EXERCISE DIRECTIONS: Your task is to count the lines of the entries below that include the word "level" and to give only the resulting number.

%%

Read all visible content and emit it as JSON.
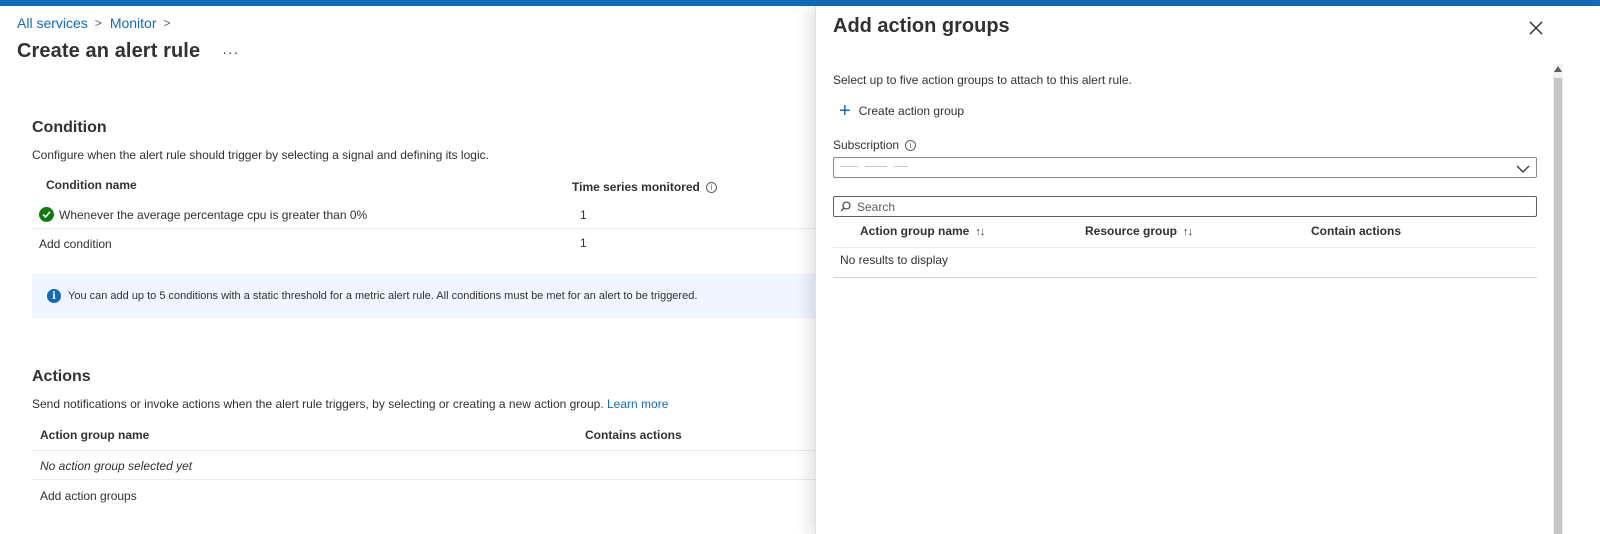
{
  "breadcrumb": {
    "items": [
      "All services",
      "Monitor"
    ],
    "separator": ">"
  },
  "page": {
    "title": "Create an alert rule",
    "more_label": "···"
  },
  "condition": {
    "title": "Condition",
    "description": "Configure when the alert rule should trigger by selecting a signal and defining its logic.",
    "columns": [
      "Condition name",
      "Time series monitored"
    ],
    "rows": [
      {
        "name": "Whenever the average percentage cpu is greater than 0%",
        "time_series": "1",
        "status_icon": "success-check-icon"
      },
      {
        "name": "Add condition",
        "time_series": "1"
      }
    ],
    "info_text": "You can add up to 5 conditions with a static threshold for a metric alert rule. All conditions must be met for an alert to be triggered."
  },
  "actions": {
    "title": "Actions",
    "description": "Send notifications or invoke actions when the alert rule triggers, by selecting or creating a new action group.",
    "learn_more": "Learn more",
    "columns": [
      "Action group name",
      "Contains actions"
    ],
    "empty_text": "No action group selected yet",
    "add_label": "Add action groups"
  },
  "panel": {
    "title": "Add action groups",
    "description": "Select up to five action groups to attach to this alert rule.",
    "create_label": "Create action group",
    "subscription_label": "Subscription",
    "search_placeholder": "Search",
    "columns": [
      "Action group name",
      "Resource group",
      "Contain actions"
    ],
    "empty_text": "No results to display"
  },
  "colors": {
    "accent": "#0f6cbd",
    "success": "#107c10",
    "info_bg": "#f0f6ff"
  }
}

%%
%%

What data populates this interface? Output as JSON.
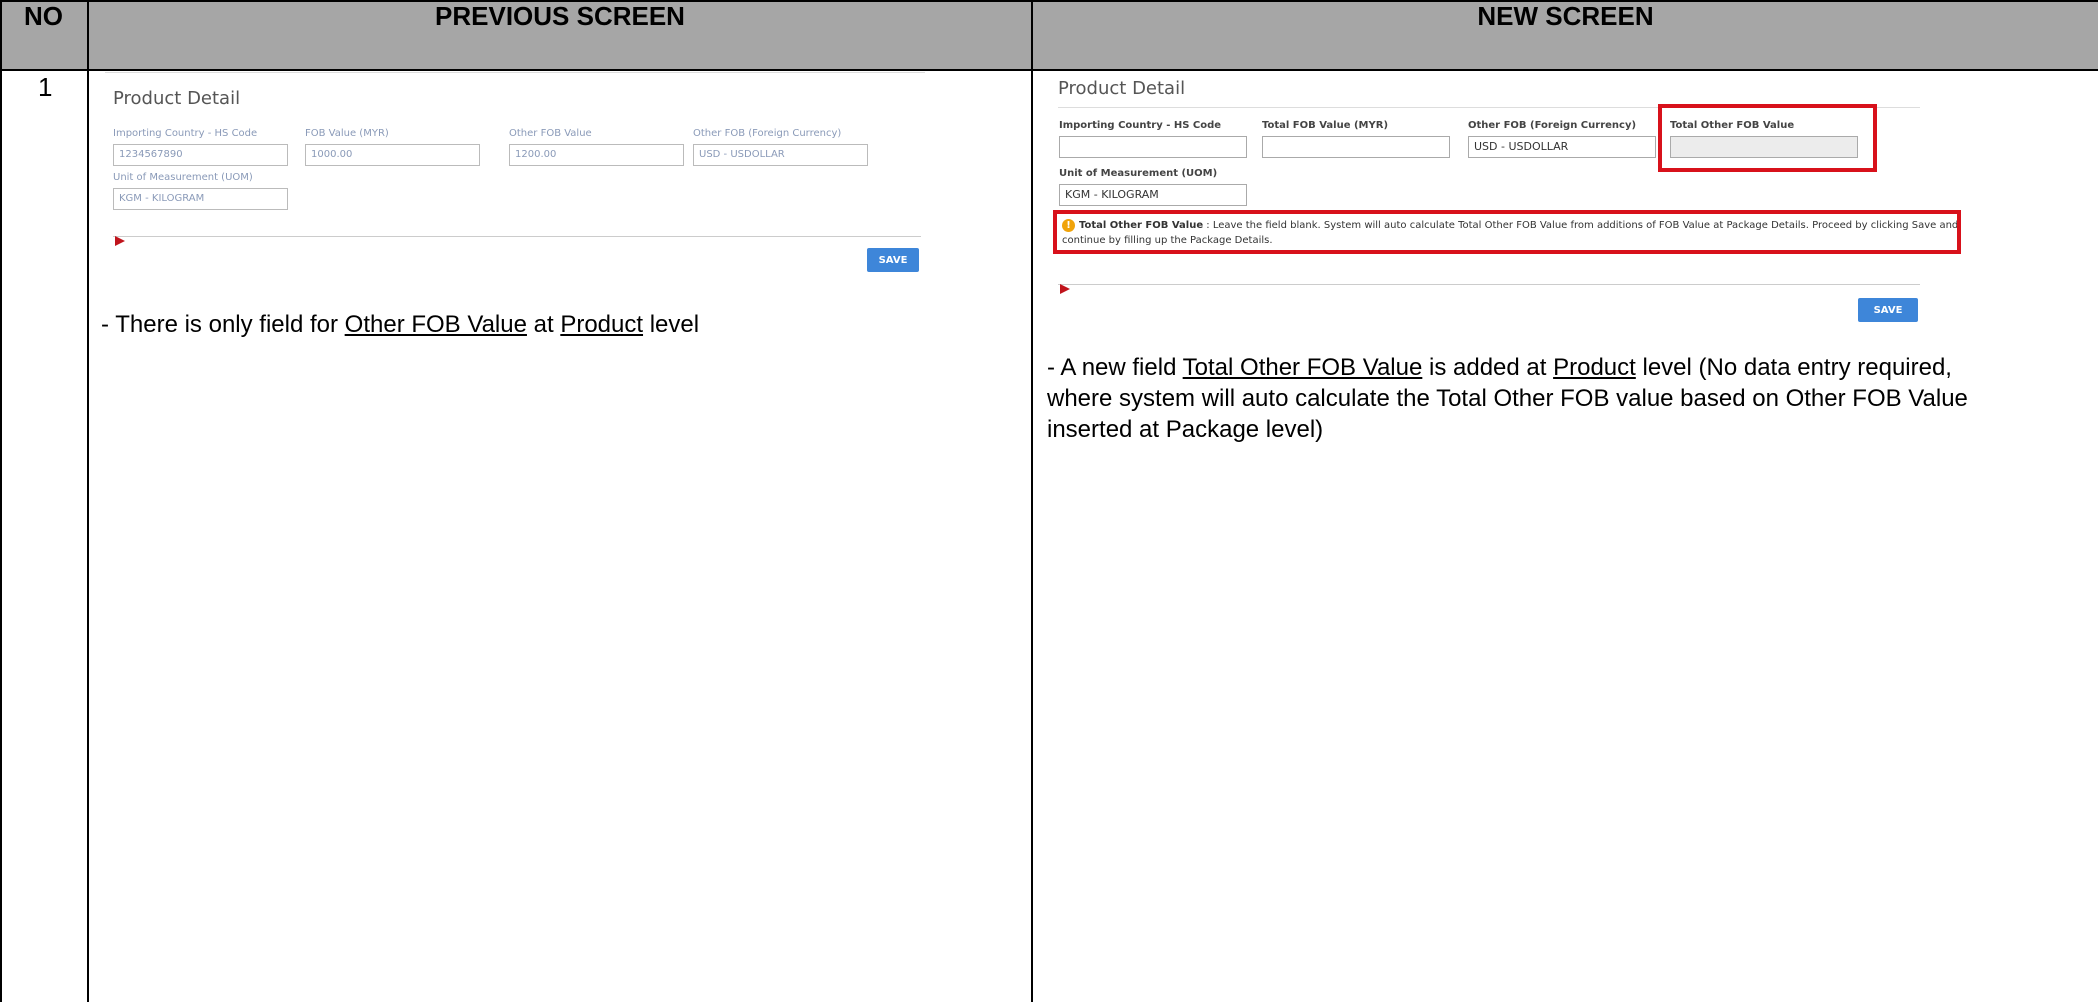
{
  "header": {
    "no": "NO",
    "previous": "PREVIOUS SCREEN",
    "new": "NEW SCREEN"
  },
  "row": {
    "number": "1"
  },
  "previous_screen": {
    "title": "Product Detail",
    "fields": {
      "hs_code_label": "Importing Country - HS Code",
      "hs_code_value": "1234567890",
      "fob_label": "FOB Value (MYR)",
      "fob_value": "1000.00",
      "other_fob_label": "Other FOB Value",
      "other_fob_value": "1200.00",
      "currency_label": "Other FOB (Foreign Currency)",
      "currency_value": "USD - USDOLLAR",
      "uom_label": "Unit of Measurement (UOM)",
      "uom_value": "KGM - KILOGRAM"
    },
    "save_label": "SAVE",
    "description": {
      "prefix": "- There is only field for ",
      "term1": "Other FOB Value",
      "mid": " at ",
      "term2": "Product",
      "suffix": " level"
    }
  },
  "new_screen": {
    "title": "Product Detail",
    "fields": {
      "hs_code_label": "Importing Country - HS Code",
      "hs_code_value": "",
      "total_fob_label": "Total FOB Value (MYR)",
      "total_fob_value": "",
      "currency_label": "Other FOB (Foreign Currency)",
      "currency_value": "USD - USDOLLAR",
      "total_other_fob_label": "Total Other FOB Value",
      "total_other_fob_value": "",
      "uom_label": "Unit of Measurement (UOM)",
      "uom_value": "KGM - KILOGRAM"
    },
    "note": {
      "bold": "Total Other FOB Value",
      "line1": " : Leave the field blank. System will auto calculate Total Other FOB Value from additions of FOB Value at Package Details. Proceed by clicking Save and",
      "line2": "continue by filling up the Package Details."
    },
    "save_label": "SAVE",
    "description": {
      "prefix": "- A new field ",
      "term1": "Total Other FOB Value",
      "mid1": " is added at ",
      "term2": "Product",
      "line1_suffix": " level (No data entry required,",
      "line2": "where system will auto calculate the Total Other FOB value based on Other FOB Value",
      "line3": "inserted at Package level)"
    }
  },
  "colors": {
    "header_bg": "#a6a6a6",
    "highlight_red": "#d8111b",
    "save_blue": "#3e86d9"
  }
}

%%

PROBLEM SOLUTION: 3